I've been spending quite a bit of time working with clients in central government in the past few months, and as a result have been consumed by the concepts of Government as a Platform that Tim O'Reilly proposed in an essay written back in 2010.
O'Reilly, the chap who apparently coined the phrase Web 2.0, proposes that government should look to the world of technology and software development, not just to be able to adopt digital services fit for the modern age, but much more fundamentally. Government as a Platform is a metaphor built upon a metaphor (a potentially confusing approach): a platform is something on which one can stand; a technology platform is a set of standards, of code, of underlying layers upon which others can build - think the IBM PC, Windows, MacOS, Android, the Internet, WWW and so on.
For O'Reilly, Government as a Platform is about public services that are enablers to other things in the same way that, for example, road networks have allowed for the growth and expansion of a stack of other industries and livelihoods, or the internet (a government-sponsored creation in many ways) spawned a raft of new industries and opportunities.
This kind of platform thinking in turn, I believe, could be applied to the way in which technology is provided within organisations to make it increasingly fit for purpose in our changing times. Take some of the key lessons that O'Reilly identifies for as-a-Platform thinking:
1. Open standards spark innovation and growth
In a world where loosely-coupled cloud-based services are becoming the norm, the function of defining common standards (not standard products) becomes the thing of greater value. Old models of monolithic applications running a single service for an entire organisation often result in sluggish pace of change and diseconomies of scale.
Far better surely, particularly in global organisations, for central IT functions to define interoperability and reporting standards rather than "one system to beat them all". Software as a Service makes the incremental technical cost of multiple services far less than it was in the past.

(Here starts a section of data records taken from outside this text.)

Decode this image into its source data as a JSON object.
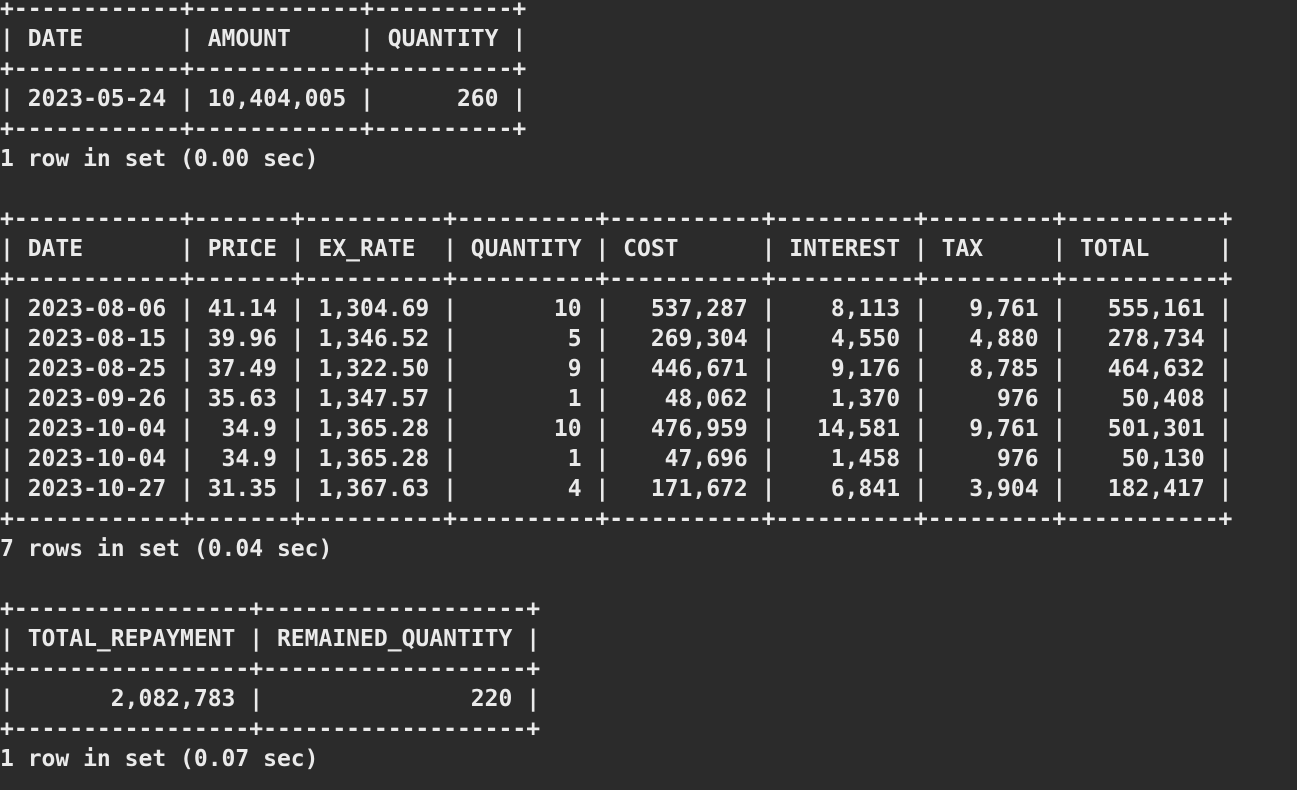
{
  "terminal": {
    "lines": [
      "+------------+------------+----------+",
      "| DATE       | AMOUNT     | QUANTITY |",
      "+------------+------------+----------+",
      "| 2023-05-24 | 10,404,005 |      260 |",
      "+------------+------------+----------+",
      "1 row in set (0.00 sec)",
      "",
      "+------------+-------+----------+----------+-----------+----------+---------+-----------+",
      "| DATE       | PRICE | EX_RATE  | QUANTITY | COST      | INTEREST | TAX     | TOTAL     |",
      "+------------+-------+----------+----------+-----------+----------+---------+-----------+",
      "| 2023-08-06 | 41.14 | 1,304.69 |       10 |   537,287 |    8,113 |   9,761 |   555,161 |",
      "| 2023-08-15 | 39.96 | 1,346.52 |        5 |   269,304 |    4,550 |   4,880 |   278,734 |",
      "| 2023-08-25 | 37.49 | 1,322.50 |        9 |   446,671 |    9,176 |   8,785 |   464,632 |",
      "| 2023-09-26 | 35.63 | 1,347.57 |        1 |    48,062 |    1,370 |     976 |    50,408 |",
      "| 2023-10-04 |  34.9 | 1,365.28 |       10 |   476,959 |   14,581 |   9,761 |   501,301 |",
      "| 2023-10-04 |  34.9 | 1,365.28 |        1 |    47,696 |    1,458 |     976 |    50,130 |",
      "| 2023-10-27 | 31.35 | 1,367.63 |        4 |   171,672 |    6,841 |   3,904 |   182,417 |",
      "+------------+-------+----------+----------+-----------+----------+---------+-----------+",
      "7 rows in set (0.04 sec)",
      "",
      "+-----------------+-------------------+",
      "| TOTAL_REPAYMENT | REMAINED_QUANTITY |",
      "+-----------------+-------------------+",
      "|       2,082,783 |               220 |",
      "+-----------------+-------------------+",
      "1 row in set (0.07 sec)"
    ]
  }
}
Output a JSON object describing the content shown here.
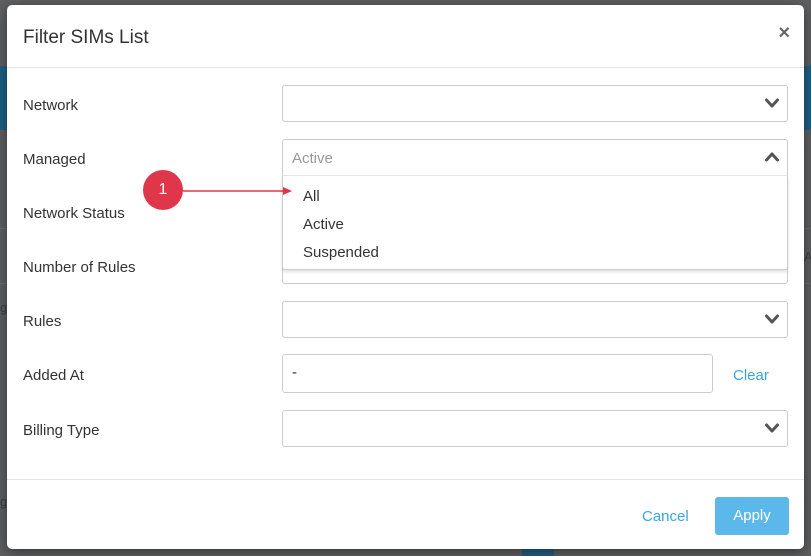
{
  "modal": {
    "title": "Filter SIMs List",
    "close_label": "×"
  },
  "form": {
    "network_label": "Network",
    "managed_label": "Managed",
    "network_status_label": "Network Status",
    "number_of_rules_label": "Number of Rules",
    "rules_label": "Rules",
    "added_at_label": "Added At",
    "billing_type_label": "Billing Type",
    "managed_value": "Active",
    "added_at_value": "-",
    "clear_label": "Clear"
  },
  "dropdown": {
    "options": [
      "All",
      "Active",
      "Suspended"
    ]
  },
  "footer": {
    "cancel_label": "Cancel",
    "apply_label": "Apply"
  },
  "callout": {
    "number": "1"
  },
  "background": {
    "edge_text_right": "A",
    "edge_text_left": "g"
  },
  "colors": {
    "accent": "#3aa5dc",
    "apply_bg": "#5cb8eb",
    "callout": "#e0364a"
  }
}
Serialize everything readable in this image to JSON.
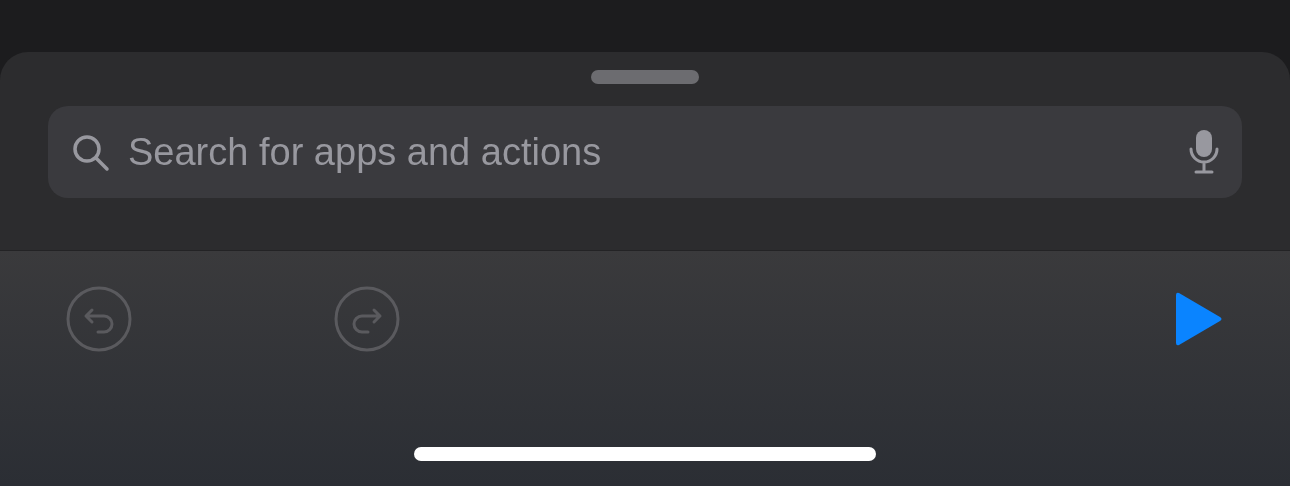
{
  "search": {
    "placeholder": "Search for apps and actions"
  },
  "toolbar": {
    "undo": {
      "disabled": true
    },
    "redo": {
      "disabled": true
    },
    "run": {
      "disabled": false
    }
  }
}
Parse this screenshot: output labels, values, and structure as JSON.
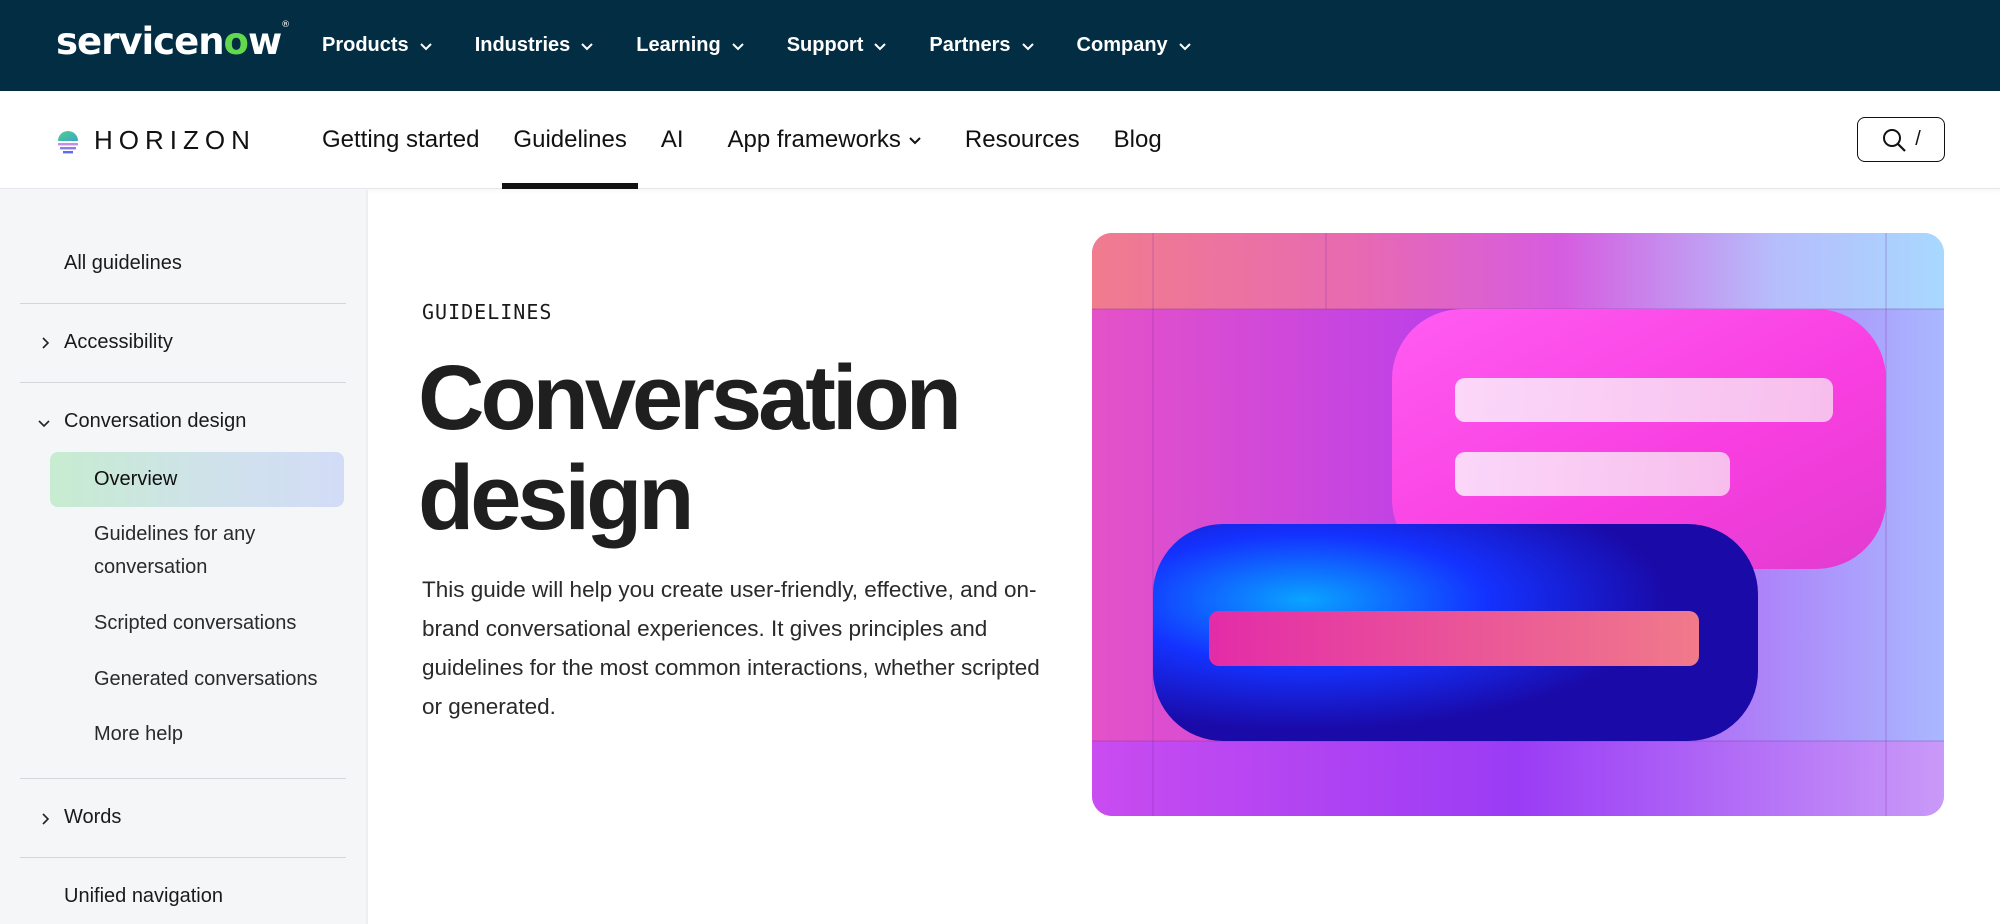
{
  "topbar": {
    "brand": {
      "pre": "servicen",
      "o": "o",
      "post": "w"
    },
    "items": [
      {
        "label": "Products"
      },
      {
        "label": "Industries"
      },
      {
        "label": "Learning"
      },
      {
        "label": "Support"
      },
      {
        "label": "Partners"
      },
      {
        "label": "Company"
      }
    ]
  },
  "subbar": {
    "brand": "HORIZON",
    "items": [
      {
        "label": "Getting started",
        "active": false
      },
      {
        "label": "Guidelines",
        "active": true
      },
      {
        "label": "AI",
        "active": false
      },
      {
        "label": "App frameworks",
        "active": false,
        "dropdown": true
      },
      {
        "label": "Resources",
        "active": false
      },
      {
        "label": "Blog",
        "active": false
      }
    ],
    "search_shortcut": "/"
  },
  "sidebar": {
    "all_guidelines": "All guidelines",
    "accessibility": "Accessibility",
    "conversation_design": "Conversation design",
    "children": [
      {
        "label": "Overview"
      },
      {
        "label": "Guidelines for any",
        "label2": "conversation"
      },
      {
        "label": "Scripted conversations"
      },
      {
        "label": "Generated conversations"
      },
      {
        "label": "More help"
      }
    ],
    "words": "Words",
    "unified_navigation": "Unified navigation"
  },
  "main": {
    "eyebrow": "GUIDELINES",
    "title_line1": "Conversation",
    "title_line2": "design",
    "description": "This guide will help you create user-friendly, effective, and on-brand conversational experiences. It gives principles and guidelines for the most common interactions, whether scripted or generated."
  },
  "colors": {
    "topbar_bg": "#032d42",
    "brand_green": "#62d84e",
    "active_gradient": [
      "#c7ecd0",
      "#d2dcf7"
    ]
  },
  "icons": {
    "chevron": "chevron-down-icon",
    "caret_right": "chevron-right-icon",
    "search": "search-icon"
  }
}
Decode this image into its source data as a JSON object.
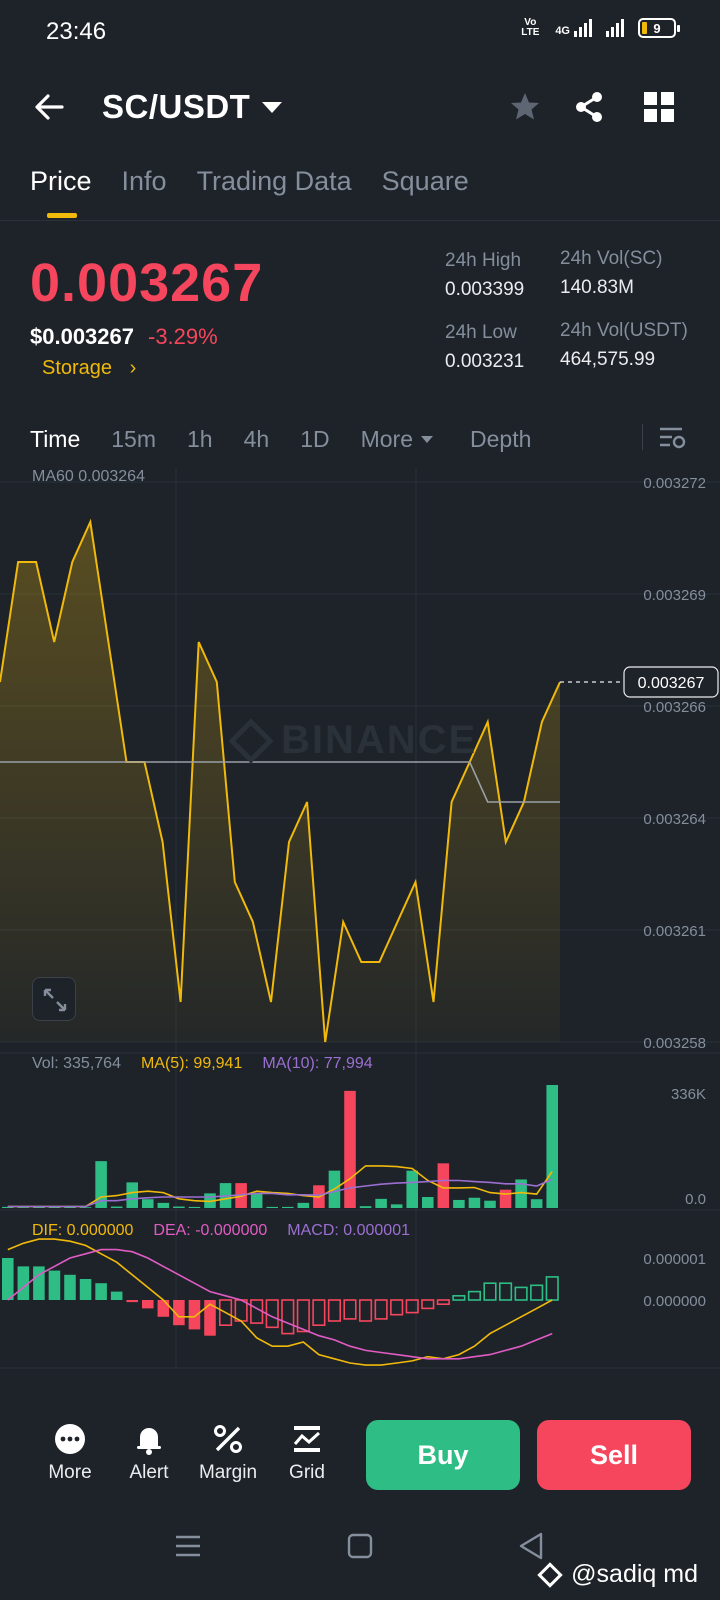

2. Build a simple system and let it evolve
The curse of Big IT functions are Big IT projects that promise the earth but deliver the wrong things too late. Agile delivery approaches of course begin to address this by encouraging a focus on working product delivery, but "simple" should be the mantra for even the sorts of initiatives for which waterfall or big bang delivery models are the only viable option (and there are many).
Corporate technology delivery can so easily fall into the kitchen sink world of everything trying to be delivered because "we might as well while we've got the bonnet open". Far better to design everything for simplicity.
3. Design for participation
Traditional expert approaches to technology delivery (as in "we are the experts, leave it to us") fail to acknowledge that expertise in technology now exists throughout an organisation - in fact expertise in technology in the context of specific challenges within the organisation are far more likely to exist outside of the IT group.
Traditional thinking labels this as "shadow IT" and makes it a scourge to be removed. But technology provision within organisations should increasingly be focused on being designed to enable others to create. Realistically if you don't they'll be doing it anyway (in fact, Microsoft Excel probably proves that it has always been happening). How many of your systems expose open APIs within your organisation?
Maybe it's the right time to start reframing the provision of technology within organisations as being about providing platforms upon which others can build. That's the stuff that has real value to be provided from the centre (and the services might not just be about the tech - the advice and skills to exploit them, as well as the frameworks and standards in which to use them).
Or maybe even we should start to take it one stage further and think about what are the platforms that an organisation needs upon which it can build: combining organisational design, workspaces, technology, professional expertise in finance and law. Maybe we are on the cusp of no longer having vertically structured supporting services like IT, HR, Finance, FM and Legal, but instead broader, more holistic enablers on which people and teams within and outside of our organisations can build. A move from being service providers to being platform providers.
A move to business as a platform.